Clean up Road Salt Stains in Your Home Before It's Too Late

In snow, cold, and freezing rain, local municipalities use salt and other melting agents to make our walkways and roadways safer. Because of this, it’s very common to track road salt into your home, office, or car in the winter months.

Left untreated, corrosive road salt may stain your shoes/boots and damage your flooring. Read on to learn how to care for your floors during road salt season.

First, Why Is Salt Used on Icy Roads? 

Road salt melts ice and snow by lowering its freezing point. It also increases surface friction, helping motorists enjoy better traction. Studies show that for every 10% increase in friction, there’s a 20% decrease in accidents. In much of the US, salt is the most cost-effective way for local governments to lower the danger of winter driving.

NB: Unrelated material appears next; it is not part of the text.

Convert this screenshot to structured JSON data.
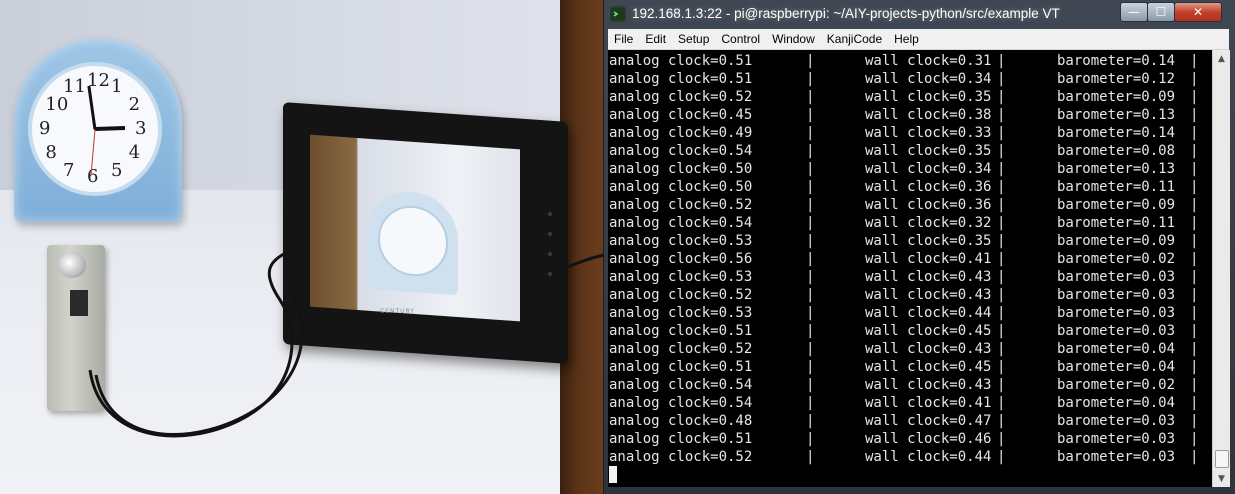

When tracked into your home or car, road salt corrodes, stains, and causes damage to any number of household surfaces. Salt stains are usually noticed as a rough circle or oval with a thick, dry outer ring. The stain will be distinctly white when salt crystalizes on your carpets or other floorings, providing an almost bleached effect.

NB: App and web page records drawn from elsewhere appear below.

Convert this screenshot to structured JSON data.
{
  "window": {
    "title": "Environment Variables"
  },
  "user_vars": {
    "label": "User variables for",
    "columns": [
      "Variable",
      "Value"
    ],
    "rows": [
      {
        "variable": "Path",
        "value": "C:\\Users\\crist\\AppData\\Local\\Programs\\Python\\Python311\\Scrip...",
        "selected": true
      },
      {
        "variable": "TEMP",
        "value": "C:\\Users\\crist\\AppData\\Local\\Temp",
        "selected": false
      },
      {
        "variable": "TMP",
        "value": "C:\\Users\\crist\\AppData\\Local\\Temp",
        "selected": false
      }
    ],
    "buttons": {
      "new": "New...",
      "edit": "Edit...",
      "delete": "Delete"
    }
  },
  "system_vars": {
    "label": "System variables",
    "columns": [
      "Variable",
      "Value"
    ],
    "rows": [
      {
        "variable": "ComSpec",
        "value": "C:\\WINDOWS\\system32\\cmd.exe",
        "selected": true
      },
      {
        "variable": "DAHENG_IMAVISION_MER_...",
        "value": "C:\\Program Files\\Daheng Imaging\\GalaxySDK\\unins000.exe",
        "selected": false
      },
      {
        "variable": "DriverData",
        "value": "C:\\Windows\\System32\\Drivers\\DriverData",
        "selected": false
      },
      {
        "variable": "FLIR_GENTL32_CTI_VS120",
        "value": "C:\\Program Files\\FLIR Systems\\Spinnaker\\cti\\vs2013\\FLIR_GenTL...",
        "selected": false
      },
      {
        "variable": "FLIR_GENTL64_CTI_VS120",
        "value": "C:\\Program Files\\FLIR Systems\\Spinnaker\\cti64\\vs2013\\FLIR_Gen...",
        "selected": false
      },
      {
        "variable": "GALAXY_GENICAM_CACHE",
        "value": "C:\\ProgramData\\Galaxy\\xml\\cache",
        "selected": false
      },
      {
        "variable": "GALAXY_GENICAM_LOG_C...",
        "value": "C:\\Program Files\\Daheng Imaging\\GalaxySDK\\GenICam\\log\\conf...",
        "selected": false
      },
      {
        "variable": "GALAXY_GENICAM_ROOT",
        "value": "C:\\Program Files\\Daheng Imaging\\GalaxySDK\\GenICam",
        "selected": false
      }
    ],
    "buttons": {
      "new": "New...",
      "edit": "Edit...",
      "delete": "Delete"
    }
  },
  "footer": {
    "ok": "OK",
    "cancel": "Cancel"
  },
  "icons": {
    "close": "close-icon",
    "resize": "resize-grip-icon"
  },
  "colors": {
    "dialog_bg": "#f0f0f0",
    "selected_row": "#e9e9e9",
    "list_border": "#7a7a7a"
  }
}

But cold-climate homeowners, luckily, have some tools at their disposal.

Removing Salt Stains from All Your Surfaces

In most cases, you’ll want to treat salt stains using liquid dish soap or a solution of water and vinegar. The vinegar or soap will help break up the salt and remove overall staining.

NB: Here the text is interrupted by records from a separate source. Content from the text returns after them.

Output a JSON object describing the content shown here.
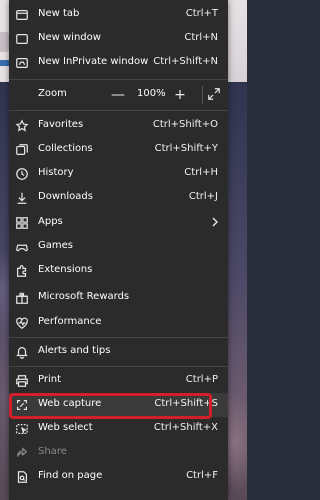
{
  "menu": {
    "items": [
      {
        "name": "new-tab",
        "icon": "new-tab-icon",
        "label": "New tab",
        "shortcut": "Ctrl+T"
      },
      {
        "name": "new-window",
        "icon": "new-window-icon",
        "label": "New window",
        "shortcut": "Ctrl+N"
      },
      {
        "name": "new-inprivate-window",
        "icon": "inprivate-icon",
        "label": "New InPrivate window",
        "shortcut": "Ctrl+Shift+N"
      },
      {
        "name": "favorites",
        "icon": "star-icon",
        "label": "Favorites",
        "shortcut": "Ctrl+Shift+O"
      },
      {
        "name": "collections",
        "icon": "collections-icon",
        "label": "Collections",
        "shortcut": "Ctrl+Shift+Y"
      },
      {
        "name": "history",
        "icon": "history-icon",
        "label": "History",
        "shortcut": "Ctrl+H"
      },
      {
        "name": "downloads",
        "icon": "download-icon",
        "label": "Downloads",
        "shortcut": "Ctrl+J"
      },
      {
        "name": "apps",
        "icon": "apps-icon",
        "label": "Apps",
        "shortcut": ""
      },
      {
        "name": "games",
        "icon": "games-icon",
        "label": "Games",
        "shortcut": ""
      },
      {
        "name": "extensions",
        "icon": "extensions-icon",
        "label": "Extensions",
        "shortcut": ""
      },
      {
        "name": "microsoft-rewards",
        "icon": "rewards-icon",
        "label": "Microsoft Rewards",
        "shortcut": ""
      },
      {
        "name": "performance",
        "icon": "performance-icon",
        "label": "Performance",
        "shortcut": ""
      },
      {
        "name": "alerts-and-tips",
        "icon": "bell-icon",
        "label": "Alerts and tips",
        "shortcut": ""
      },
      {
        "name": "print",
        "icon": "printer-icon",
        "label": "Print",
        "shortcut": "Ctrl+P"
      },
      {
        "name": "web-capture",
        "icon": "web-capture-icon",
        "label": "Web capture",
        "shortcut": "Ctrl+Shift+S"
      },
      {
        "name": "web-select",
        "icon": "web-select-icon",
        "label": "Web select",
        "shortcut": "Ctrl+Shift+X"
      },
      {
        "name": "share",
        "icon": "share-icon",
        "label": "Share",
        "shortcut": ""
      },
      {
        "name": "find-on-page",
        "icon": "find-icon",
        "label": "Find on page",
        "shortcut": "Ctrl+F"
      }
    ],
    "zoom": {
      "label": "Zoom",
      "minus": "—",
      "value": "100%",
      "plus": "+"
    }
  },
  "colors": {
    "menu_bg": "#2b2b2b",
    "highlight_border": "#d2202a",
    "text": "#ffffff",
    "disabled_text": "#8a8a8a"
  }
}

How to Get Salt Stains out of Shoes and Boots

Let’s start with one of the most common salt spreaders—your shoes or boots. Walking on icy sidewalks, parking lots, and your own driveway will cover your shoes and boots in ice-melting salt. If the salt is left on your footwear, it will stain and begin to break down your footwear.

Knowing how to properly clean your shoes after they’ve gotten covered in salt will also help preserve your flooring.

Follow these steps to preserve your shoes and boots:

  1. Use a soft, damp cloth to remove large chunks and as much residue as possible. You risk scratching footwear, especially leather, if you use a coarse material. For rubber-coated shoes and boots, you’ll be able to clean more aggressively than leather shoes.
  2. Alternate between using a solution of equal parts vinegar and water on a rag and a damp cloth with only water to remove any residue from the initial wiping.

Let your footwear air-dry. Using sources of direct heat, like hair dryers, can cause damage.

How to Remove Salt Stains from Car Carpet

Before any salt can reach your home, it will get tracked into your car. Here’s how to get road salt stains out of vehicle carpets:

  1. Vacuum up any chunks of salt and as much debris as possible.
  2. Use a combination of vinegar and water or dish soap and water, and lightly apply with a spray bottle to cover the stain.
  3. Once the stain is covered, use a cloth or rag to dab the stain out of the carpet. Try not to rub, as the vehicle carpeting could come loose or be damaged with rubbing.

Use a towel to soak up any excess cleaning solution. If reasonable, leave your doors open to allow the carpet to air-dry.

How to Clean Road Salt from a Garage Floor

The corrosive properties of road salt can even damage your concrete garage floor.

When you notice salt or just a stain:

  1. Cover the stained area in water using a bucket, spray bottle, or another similar tool.
  2. Next, make a solution of water and either vinegar, soap, or detergent. Dish soap has a lower freezing point than vinegar and water, so in the coldest points of winter, you might consider soap.
  3. Use a coarse brush or broom to apply your solution to the stained area. Apply a generous amount to cover the stains, and then continue scrubbing until the stains start to lift and break up.
  4. Use towels or a mop to soak up all excess water. Any water left behind could freeze if the temperature drops low enough.

Removing Road Salt Stains from Hard Interior Floors

The only difference for hard internal floors (wood, tile, vinyl) from the garage floor instructions above is that you’ll probably want to use a softer mop to avoid scratches.

To prevent salt damage to your home’s flooring, remove footwear as soon as possible once you enter your home.

For rugs and carpeting stained by road salt, you’ll want to remove any visible chunks of salt with a vacuum or pick them up with a gloved hand—you don’t want to expose your skin directly to road salt. Next, use a cloth or rag with a cleaning solution (water + vinegar, dish soap, or detergent) to dab out the stain. Lastly, use a towel to dry up excess moisture. If the stain is on a rug, you might even just be able to put it in your washing machines once you’ve gotten most of the stain and salt off the surface. Check the rug’s care label prior to washing.

Floor Cleaning Made Easy

If you live in an area where salt trucks are a regular sight, don’t worry, we’ve got your back. The Cleaning Authority offers various services, from regular home cleaning and sanitization to one-time cleanings, to keep your floors clean. Request a free estimate online or call (888) 658-0659.